Problem to work on. The answer is a number and nothing else: the count of lines in these entries containing the word "value".

Dataset rows for apps and sites
▶

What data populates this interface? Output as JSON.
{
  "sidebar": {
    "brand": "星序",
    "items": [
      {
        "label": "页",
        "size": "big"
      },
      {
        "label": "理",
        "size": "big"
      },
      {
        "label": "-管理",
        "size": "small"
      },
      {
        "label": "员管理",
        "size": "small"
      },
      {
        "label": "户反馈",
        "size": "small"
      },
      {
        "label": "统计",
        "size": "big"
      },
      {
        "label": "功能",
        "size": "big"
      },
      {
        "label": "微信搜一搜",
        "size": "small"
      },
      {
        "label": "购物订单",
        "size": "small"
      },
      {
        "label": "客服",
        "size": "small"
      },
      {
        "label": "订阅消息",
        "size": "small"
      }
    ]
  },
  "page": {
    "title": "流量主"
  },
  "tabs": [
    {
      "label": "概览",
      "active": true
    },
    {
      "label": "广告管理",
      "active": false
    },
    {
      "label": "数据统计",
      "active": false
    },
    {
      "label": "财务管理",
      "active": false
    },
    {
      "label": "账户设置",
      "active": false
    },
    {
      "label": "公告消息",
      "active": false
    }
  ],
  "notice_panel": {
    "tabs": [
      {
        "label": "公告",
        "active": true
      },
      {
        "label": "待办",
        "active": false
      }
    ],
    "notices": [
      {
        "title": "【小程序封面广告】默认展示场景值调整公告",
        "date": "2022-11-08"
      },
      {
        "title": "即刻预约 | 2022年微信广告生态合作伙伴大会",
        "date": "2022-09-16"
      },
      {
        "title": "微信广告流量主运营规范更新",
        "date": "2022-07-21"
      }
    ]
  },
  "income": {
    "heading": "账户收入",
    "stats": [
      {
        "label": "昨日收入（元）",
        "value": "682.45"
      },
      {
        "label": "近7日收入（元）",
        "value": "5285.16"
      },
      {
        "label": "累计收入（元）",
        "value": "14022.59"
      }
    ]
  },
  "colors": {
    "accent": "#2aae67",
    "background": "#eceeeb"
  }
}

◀

Task result. 3